[Element data from apps and pages]
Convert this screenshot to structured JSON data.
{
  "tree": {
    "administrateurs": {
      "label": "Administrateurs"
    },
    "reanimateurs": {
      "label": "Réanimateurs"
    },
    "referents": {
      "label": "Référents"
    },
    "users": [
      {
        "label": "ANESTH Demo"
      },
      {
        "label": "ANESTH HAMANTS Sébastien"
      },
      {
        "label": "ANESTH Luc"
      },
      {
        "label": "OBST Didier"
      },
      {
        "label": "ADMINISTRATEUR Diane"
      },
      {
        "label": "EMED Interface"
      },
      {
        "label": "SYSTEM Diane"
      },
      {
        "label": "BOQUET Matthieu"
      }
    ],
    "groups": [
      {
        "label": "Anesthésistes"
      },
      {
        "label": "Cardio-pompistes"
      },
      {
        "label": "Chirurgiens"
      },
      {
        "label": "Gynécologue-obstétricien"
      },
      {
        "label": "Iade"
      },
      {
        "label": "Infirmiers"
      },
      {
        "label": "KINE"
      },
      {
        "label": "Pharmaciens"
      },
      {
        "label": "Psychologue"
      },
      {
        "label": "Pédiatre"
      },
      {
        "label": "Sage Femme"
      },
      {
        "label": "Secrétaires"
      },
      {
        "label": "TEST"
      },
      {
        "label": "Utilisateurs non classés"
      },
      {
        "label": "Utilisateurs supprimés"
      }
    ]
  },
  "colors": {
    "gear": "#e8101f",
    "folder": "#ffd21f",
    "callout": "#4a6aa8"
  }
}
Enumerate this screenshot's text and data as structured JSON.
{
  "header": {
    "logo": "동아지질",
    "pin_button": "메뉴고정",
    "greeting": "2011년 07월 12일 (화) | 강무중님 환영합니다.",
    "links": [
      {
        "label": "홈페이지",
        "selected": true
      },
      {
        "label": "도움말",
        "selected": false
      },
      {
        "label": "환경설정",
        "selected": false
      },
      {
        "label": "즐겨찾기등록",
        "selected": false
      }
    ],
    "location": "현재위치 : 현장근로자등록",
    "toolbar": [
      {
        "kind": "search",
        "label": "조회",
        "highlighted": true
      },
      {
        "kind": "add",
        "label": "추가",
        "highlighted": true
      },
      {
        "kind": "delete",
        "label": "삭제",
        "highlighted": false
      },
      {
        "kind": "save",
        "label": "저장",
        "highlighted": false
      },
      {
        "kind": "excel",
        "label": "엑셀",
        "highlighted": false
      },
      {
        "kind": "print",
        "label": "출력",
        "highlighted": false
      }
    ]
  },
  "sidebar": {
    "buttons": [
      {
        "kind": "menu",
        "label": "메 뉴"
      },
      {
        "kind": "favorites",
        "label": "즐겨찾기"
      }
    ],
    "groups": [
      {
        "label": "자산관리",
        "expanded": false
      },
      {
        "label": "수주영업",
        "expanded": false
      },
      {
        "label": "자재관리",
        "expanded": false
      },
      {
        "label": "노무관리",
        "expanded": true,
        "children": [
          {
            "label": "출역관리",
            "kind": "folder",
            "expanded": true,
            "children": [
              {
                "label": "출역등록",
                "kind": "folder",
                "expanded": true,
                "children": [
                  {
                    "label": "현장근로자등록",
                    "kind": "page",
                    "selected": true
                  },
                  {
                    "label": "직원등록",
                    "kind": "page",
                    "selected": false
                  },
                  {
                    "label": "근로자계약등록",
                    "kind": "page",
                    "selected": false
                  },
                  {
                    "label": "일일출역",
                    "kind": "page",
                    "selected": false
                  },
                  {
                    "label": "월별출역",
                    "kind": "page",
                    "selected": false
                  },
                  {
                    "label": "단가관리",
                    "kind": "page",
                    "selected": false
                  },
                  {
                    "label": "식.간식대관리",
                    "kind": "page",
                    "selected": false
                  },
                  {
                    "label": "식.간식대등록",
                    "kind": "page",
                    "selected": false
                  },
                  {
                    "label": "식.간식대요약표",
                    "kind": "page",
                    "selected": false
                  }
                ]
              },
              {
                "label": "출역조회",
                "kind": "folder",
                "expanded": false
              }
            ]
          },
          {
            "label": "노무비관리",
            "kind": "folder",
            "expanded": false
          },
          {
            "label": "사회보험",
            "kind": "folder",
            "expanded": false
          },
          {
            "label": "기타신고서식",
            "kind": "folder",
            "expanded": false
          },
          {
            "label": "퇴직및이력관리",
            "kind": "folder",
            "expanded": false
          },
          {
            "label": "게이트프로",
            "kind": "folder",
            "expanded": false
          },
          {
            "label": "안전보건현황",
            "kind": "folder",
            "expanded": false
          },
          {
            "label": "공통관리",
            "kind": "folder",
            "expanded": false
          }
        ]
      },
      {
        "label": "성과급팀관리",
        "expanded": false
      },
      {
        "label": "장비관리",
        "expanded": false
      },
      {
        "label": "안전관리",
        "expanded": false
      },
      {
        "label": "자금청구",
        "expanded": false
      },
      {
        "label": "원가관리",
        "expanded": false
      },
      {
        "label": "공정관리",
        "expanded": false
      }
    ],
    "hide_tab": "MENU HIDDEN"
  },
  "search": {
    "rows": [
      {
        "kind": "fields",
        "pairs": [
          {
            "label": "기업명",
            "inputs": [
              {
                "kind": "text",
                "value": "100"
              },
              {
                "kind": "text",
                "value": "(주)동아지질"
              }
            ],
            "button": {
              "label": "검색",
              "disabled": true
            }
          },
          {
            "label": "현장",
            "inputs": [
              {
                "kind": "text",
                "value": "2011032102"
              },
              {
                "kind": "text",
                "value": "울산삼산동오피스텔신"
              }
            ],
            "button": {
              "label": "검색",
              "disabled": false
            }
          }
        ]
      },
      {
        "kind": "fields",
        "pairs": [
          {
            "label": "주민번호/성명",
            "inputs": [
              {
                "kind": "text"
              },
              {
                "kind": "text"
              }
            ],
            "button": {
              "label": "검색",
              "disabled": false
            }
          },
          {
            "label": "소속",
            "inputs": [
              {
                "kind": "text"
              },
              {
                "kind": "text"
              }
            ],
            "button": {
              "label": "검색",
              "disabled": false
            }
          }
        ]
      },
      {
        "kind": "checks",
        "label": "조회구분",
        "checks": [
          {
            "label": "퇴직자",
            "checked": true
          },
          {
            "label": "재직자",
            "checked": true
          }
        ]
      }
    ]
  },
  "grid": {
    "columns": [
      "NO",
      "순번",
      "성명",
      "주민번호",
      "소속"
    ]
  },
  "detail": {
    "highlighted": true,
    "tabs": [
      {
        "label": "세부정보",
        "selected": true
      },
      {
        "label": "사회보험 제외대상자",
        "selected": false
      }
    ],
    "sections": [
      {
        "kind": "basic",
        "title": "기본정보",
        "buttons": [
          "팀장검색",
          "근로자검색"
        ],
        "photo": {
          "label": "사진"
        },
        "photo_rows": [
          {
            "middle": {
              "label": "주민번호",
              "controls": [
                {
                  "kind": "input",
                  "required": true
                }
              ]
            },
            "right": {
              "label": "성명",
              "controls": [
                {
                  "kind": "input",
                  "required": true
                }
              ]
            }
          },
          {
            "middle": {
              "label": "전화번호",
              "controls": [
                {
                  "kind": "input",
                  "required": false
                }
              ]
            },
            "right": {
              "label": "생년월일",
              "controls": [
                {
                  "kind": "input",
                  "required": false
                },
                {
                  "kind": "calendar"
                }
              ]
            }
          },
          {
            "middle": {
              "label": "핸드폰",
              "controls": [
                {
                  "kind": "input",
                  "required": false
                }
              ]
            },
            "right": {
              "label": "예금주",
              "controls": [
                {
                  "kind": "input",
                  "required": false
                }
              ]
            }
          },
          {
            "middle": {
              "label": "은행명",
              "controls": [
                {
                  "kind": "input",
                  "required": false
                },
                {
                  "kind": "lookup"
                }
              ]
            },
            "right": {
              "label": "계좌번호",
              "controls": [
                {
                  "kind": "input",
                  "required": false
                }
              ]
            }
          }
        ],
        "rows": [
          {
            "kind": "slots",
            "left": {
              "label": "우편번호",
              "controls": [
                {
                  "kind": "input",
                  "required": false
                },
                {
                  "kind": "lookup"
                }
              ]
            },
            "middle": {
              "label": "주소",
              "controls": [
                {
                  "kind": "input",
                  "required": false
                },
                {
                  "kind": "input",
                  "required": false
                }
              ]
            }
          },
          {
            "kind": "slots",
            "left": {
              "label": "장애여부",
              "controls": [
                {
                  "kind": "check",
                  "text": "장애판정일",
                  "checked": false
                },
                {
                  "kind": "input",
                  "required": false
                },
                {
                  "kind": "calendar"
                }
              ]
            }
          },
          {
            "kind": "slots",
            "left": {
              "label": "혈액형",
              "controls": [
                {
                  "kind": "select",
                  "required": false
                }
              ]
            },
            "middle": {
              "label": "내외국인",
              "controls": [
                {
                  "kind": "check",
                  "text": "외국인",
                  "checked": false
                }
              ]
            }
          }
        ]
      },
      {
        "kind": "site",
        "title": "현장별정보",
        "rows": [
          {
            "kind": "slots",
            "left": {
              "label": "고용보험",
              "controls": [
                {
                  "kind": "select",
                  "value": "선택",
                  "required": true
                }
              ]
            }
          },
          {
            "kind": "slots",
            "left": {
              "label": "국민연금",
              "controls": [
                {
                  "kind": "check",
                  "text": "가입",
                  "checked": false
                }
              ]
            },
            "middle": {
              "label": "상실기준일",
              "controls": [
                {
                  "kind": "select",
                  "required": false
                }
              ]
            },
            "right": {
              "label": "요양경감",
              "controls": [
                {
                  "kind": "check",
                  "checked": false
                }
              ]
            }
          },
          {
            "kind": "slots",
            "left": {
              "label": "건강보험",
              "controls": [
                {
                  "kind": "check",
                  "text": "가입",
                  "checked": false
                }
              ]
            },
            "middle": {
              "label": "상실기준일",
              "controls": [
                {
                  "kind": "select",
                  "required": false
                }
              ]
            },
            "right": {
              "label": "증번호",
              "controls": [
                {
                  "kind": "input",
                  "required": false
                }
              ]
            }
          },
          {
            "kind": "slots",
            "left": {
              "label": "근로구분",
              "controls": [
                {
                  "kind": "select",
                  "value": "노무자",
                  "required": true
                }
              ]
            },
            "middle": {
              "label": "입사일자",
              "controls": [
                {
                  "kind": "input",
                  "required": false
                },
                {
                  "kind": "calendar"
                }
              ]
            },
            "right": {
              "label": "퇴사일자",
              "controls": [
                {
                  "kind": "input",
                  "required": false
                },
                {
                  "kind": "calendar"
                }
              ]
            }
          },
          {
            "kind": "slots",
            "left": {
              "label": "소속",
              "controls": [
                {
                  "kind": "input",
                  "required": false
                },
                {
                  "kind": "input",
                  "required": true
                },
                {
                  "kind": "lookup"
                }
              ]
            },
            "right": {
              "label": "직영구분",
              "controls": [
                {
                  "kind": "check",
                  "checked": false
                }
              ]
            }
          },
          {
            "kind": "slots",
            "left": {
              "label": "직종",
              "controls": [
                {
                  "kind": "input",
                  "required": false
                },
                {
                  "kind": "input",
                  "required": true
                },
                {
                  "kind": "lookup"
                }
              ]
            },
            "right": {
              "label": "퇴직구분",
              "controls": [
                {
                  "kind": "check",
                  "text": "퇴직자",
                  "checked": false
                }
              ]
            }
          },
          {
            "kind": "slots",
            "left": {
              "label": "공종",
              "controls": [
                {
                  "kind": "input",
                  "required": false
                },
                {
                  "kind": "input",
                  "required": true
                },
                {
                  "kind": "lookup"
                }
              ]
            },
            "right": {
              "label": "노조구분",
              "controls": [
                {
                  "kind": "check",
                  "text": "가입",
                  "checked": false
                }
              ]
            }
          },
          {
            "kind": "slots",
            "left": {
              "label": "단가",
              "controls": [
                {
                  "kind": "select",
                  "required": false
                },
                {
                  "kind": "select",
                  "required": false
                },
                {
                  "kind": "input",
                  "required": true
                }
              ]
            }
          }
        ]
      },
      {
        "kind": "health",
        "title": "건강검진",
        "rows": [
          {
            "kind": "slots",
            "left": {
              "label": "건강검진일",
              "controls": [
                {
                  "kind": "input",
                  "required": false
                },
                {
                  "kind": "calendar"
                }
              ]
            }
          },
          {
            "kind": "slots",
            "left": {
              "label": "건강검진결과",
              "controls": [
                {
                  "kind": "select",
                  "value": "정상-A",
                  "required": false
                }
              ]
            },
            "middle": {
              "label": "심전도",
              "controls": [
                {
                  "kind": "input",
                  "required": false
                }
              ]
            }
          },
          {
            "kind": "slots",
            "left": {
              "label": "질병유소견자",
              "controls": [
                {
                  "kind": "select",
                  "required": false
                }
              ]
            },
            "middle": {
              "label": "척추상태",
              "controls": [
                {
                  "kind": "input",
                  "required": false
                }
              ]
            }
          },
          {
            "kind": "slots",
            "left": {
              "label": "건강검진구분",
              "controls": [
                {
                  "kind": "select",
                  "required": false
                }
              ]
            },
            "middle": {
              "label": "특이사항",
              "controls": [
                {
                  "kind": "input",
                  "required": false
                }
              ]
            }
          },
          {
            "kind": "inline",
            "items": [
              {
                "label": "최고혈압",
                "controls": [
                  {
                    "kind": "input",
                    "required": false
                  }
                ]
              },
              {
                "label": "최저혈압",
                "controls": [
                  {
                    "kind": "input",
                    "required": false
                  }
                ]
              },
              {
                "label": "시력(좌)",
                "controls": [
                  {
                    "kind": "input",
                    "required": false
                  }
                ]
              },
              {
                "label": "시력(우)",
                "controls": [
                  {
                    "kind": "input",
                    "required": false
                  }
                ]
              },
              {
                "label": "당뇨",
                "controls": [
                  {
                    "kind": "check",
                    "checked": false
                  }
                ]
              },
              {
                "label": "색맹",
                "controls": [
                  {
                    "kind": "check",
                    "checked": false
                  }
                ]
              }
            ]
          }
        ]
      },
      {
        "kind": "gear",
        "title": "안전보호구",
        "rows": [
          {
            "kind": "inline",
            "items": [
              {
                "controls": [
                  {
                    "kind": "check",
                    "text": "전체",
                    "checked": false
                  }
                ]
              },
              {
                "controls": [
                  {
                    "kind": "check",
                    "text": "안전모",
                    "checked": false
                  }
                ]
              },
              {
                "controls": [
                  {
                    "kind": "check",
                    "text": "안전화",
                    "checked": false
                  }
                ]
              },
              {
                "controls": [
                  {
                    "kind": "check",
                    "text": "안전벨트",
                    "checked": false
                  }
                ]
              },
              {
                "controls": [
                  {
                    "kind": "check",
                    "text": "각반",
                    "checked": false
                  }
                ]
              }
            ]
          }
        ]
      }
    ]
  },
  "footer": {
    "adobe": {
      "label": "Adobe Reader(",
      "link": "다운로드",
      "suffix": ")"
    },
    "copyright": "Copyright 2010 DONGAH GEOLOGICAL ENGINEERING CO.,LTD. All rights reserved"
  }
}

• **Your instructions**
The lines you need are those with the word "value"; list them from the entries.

• **Response to the exercise**
                "value": "100"
                "value": "(주)동아지질"
                "value": "2011032102"
                "value": "울산삼산동오피스텔신"
                  "value": "선택",
                  "value": "노무자",
                  "value": "정상-A",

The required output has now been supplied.